__Task prompt__: Reproduce the records below in full and word for word, excluding pictures.

[Website and app data records]
*** Block opens ***

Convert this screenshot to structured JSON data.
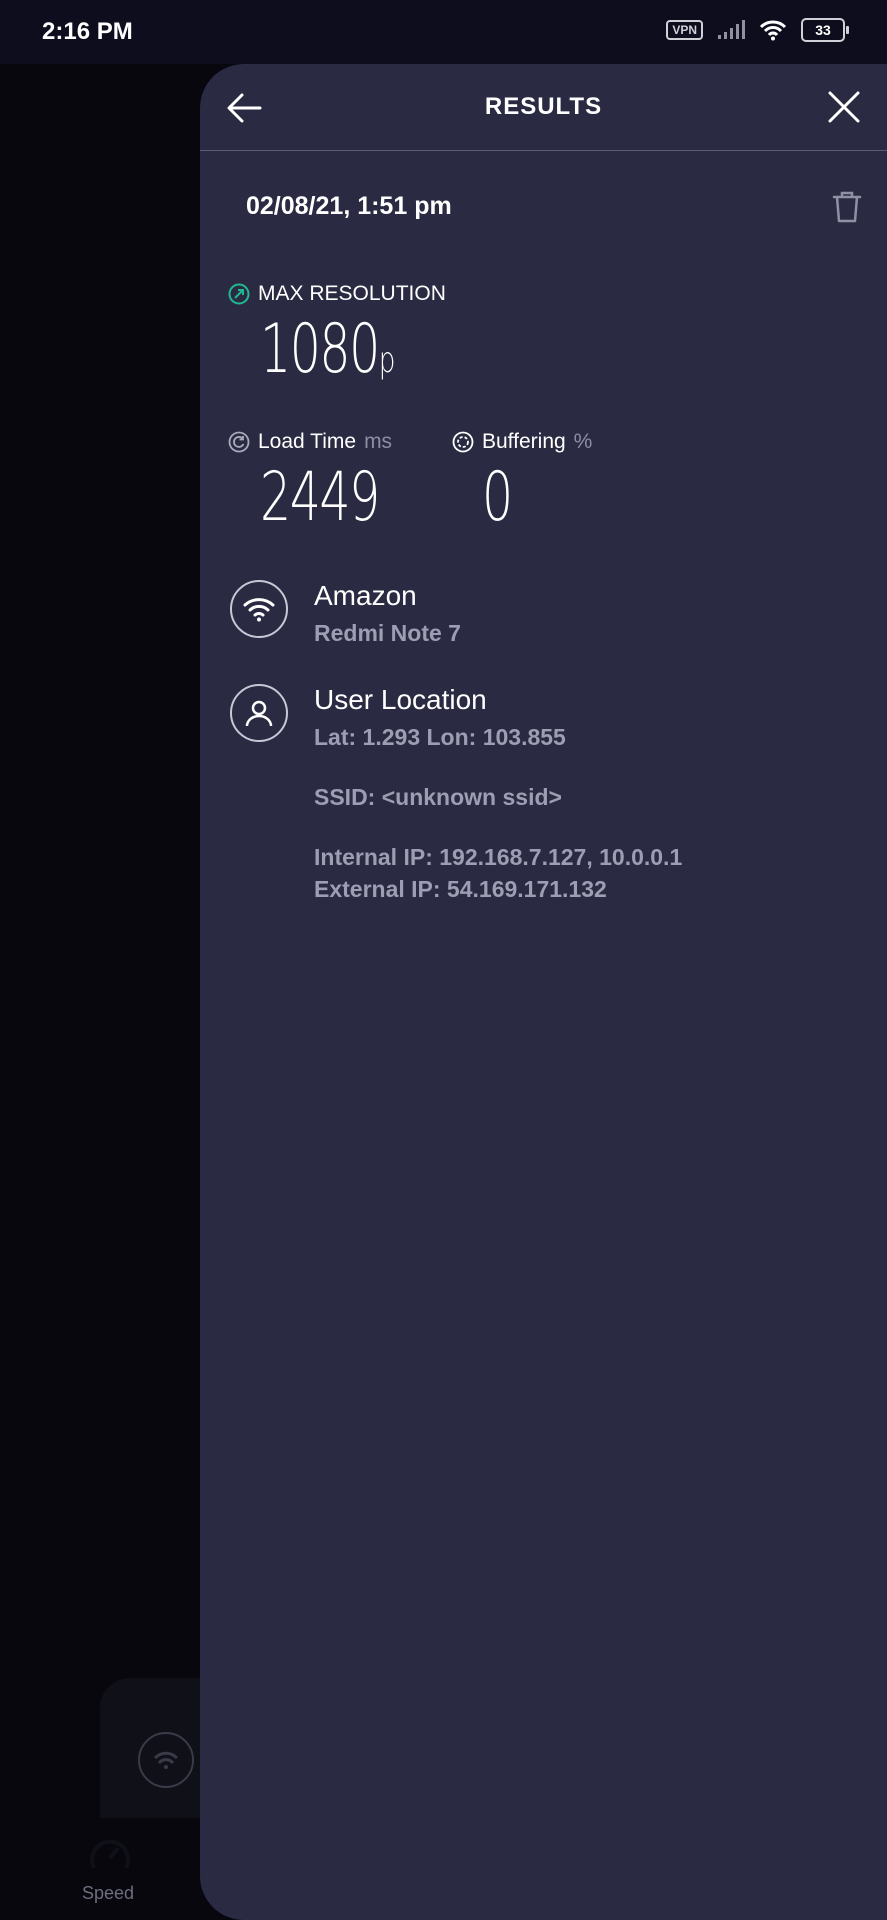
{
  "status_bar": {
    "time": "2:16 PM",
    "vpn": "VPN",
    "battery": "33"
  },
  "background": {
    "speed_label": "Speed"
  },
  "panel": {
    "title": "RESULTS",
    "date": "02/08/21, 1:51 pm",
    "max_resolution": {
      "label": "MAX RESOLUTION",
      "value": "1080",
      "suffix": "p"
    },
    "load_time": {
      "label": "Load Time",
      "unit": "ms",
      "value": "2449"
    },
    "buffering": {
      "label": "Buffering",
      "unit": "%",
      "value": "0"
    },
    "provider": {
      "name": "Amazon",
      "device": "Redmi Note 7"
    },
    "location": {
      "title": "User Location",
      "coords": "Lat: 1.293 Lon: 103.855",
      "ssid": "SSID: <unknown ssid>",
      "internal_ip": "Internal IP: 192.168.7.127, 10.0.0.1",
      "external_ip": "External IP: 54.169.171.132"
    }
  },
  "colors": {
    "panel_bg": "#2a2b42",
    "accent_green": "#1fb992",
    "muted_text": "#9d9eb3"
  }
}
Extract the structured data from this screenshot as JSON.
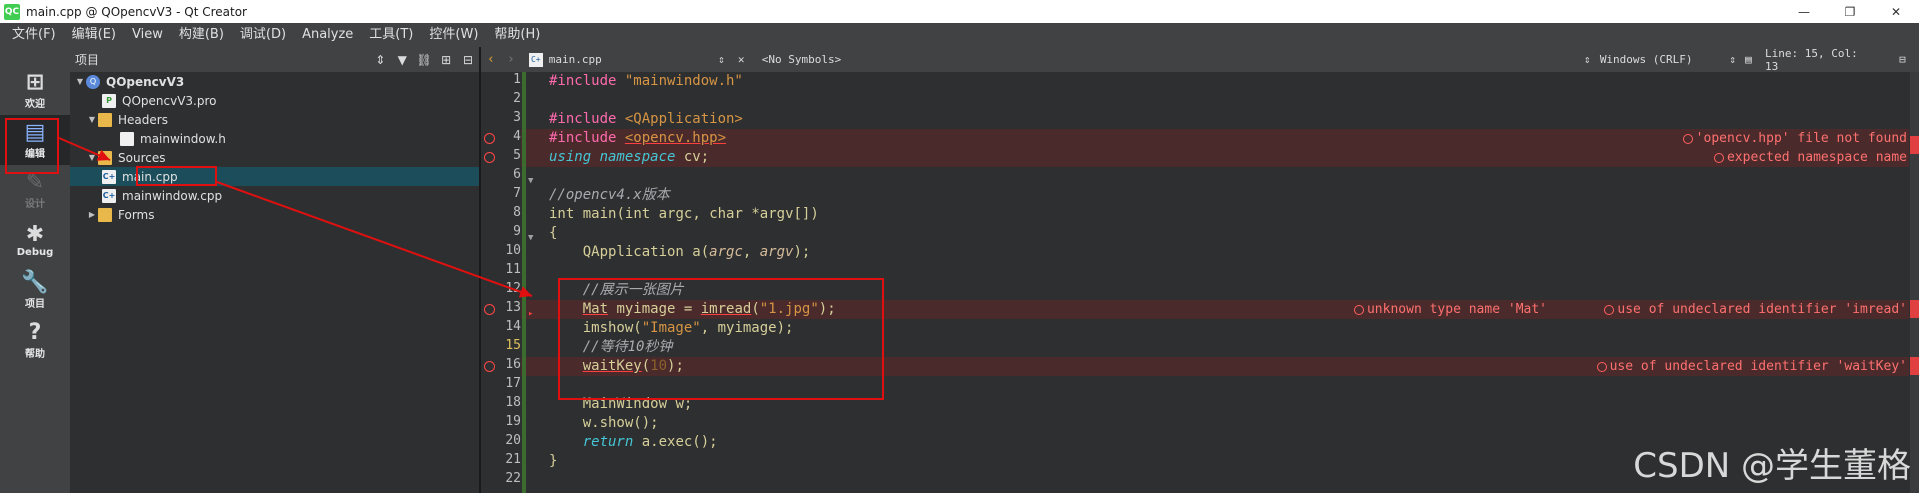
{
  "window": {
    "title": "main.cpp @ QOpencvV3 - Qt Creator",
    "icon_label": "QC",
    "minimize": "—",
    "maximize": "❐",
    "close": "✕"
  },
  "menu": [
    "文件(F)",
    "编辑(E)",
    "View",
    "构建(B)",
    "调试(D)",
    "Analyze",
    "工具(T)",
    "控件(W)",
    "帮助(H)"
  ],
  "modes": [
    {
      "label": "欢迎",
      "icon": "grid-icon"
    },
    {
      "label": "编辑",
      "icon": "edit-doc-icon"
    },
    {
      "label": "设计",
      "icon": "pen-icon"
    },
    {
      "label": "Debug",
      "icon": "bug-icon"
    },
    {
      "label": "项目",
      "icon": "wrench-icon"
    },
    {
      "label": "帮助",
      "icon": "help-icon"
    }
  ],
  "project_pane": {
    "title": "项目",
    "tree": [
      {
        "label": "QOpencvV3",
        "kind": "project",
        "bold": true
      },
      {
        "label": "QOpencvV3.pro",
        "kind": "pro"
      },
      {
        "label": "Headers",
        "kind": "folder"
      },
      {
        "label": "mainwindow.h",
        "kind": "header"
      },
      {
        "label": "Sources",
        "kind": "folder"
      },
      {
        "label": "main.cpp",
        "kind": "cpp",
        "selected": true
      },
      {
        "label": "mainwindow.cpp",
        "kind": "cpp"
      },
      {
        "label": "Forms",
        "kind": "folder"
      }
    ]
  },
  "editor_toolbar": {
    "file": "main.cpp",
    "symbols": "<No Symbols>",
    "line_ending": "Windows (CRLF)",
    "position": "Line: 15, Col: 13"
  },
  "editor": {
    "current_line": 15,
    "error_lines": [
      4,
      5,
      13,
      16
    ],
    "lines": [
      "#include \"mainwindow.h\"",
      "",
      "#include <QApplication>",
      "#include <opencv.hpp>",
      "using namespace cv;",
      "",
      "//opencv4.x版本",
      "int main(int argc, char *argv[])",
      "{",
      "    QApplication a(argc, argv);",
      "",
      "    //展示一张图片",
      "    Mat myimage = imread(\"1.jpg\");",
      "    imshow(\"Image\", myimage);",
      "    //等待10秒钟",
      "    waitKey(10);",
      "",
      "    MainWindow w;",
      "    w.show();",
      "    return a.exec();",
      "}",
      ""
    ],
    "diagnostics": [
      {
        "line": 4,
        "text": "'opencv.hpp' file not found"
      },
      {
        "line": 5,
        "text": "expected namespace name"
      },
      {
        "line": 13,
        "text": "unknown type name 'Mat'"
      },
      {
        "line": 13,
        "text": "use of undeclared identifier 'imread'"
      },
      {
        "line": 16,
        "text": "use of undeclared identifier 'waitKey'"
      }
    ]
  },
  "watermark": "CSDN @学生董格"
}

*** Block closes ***

__Exercise answer__:
Convert this screenshot to structured JSON data.
{
  "status_bar": {
    "time": "2:16 PM",
    "vpn": "VPN",
    "battery": "33"
  },
  "background": {
    "speed_label": "Speed"
  },
  "panel": {
    "title": "RESULTS",
    "date": "02/08/21, 1:51 pm",
    "max_resolution": {
      "label": "MAX RESOLUTION",
      "value": "1080",
      "suffix": "p"
    },
    "load_time": {
      "label": "Load Time",
      "unit": "ms",
      "value": "2449"
    },
    "buffering": {
      "label": "Buffering",
      "unit": "%",
      "value": "0"
    },
    "provider": {
      "name": "Amazon",
      "device": "Redmi Note 7"
    },
    "location": {
      "title": "User Location",
      "coords": "Lat: 1.293 Lon: 103.855",
      "ssid": "SSID: <unknown ssid>",
      "internal_ip": "Internal IP: 192.168.7.127, 10.0.0.1",
      "external_ip": "External IP: 54.169.171.132"
    }
  },
  "colors": {
    "panel_bg": "#2a2b42",
    "accent_green": "#1fb992",
    "muted_text": "#9d9eb3"
  }
}
Extract the structured data from this screenshot as JSON.
{
  "window": {
    "title": "main.cpp @ QOpencvV3 - Qt Creator",
    "icon_label": "QC",
    "minimize": "—",
    "maximize": "❐",
    "close": "✕"
  },
  "menu": [
    "文件(F)",
    "编辑(E)",
    "View",
    "构建(B)",
    "调试(D)",
    "Analyze",
    "工具(T)",
    "控件(W)",
    "帮助(H)"
  ],
  "modes": [
    {
      "label": "欢迎",
      "icon": "grid-icon"
    },
    {
      "label": "编辑",
      "icon": "edit-doc-icon"
    },
    {
      "label": "设计",
      "icon": "pen-icon"
    },
    {
      "label": "Debug",
      "icon": "bug-icon"
    },
    {
      "label": "项目",
      "icon": "wrench-icon"
    },
    {
      "label": "帮助",
      "icon": "help-icon"
    }
  ],
  "project_pane": {
    "title": "项目",
    "tree": [
      {
        "label": "QOpencvV3",
        "kind": "project",
        "bold": true
      },
      {
        "label": "QOpencvV3.pro",
        "kind": "pro"
      },
      {
        "label": "Headers",
        "kind": "folder"
      },
      {
        "label": "mainwindow.h",
        "kind": "header"
      },
      {
        "label": "Sources",
        "kind": "folder"
      },
      {
        "label": "main.cpp",
        "kind": "cpp",
        "selected": true
      },
      {
        "label": "mainwindow.cpp",
        "kind": "cpp"
      },
      {
        "label": "Forms",
        "kind": "folder"
      }
    ]
  },
  "editor_toolbar": {
    "file": "main.cpp",
    "symbols": "<No Symbols>",
    "line_ending": "Windows (CRLF)",
    "position": "Line: 15, Col: 13"
  },
  "editor": {
    "current_line": 15,
    "error_lines": [
      4,
      5,
      13,
      16
    ],
    "lines": [
      "#include \"mainwindow.h\"",
      "",
      "#include <QApplication>",
      "#include <opencv.hpp>",
      "using namespace cv;",
      "",
      "//opencv4.x版本",
      "int main(int argc, char *argv[])",
      "{",
      "    QApplication a(argc, argv);",
      "",
      "    //展示一张图片",
      "    Mat myimage = imread(\"1.jpg\");",
      "    imshow(\"Image\", myimage);",
      "    //等待10秒钟",
      "    waitKey(10);",
      "",
      "    MainWindow w;",
      "    w.show();",
      "    return a.exec();",
      "}",
      ""
    ],
    "diagnostics": [
      {
        "line": 4,
        "text": "'opencv.hpp' file not found"
      },
      {
        "line": 5,
        "text": "expected namespace name"
      },
      {
        "line": 13,
        "text": "unknown type name 'Mat'"
      },
      {
        "line": 13,
        "text": "use of undeclared identifier 'imread'"
      },
      {
        "line": 16,
        "text": "use of undeclared identifier 'waitKey'"
      }
    ]
  },
  "watermark": "CSDN @学生董格"
}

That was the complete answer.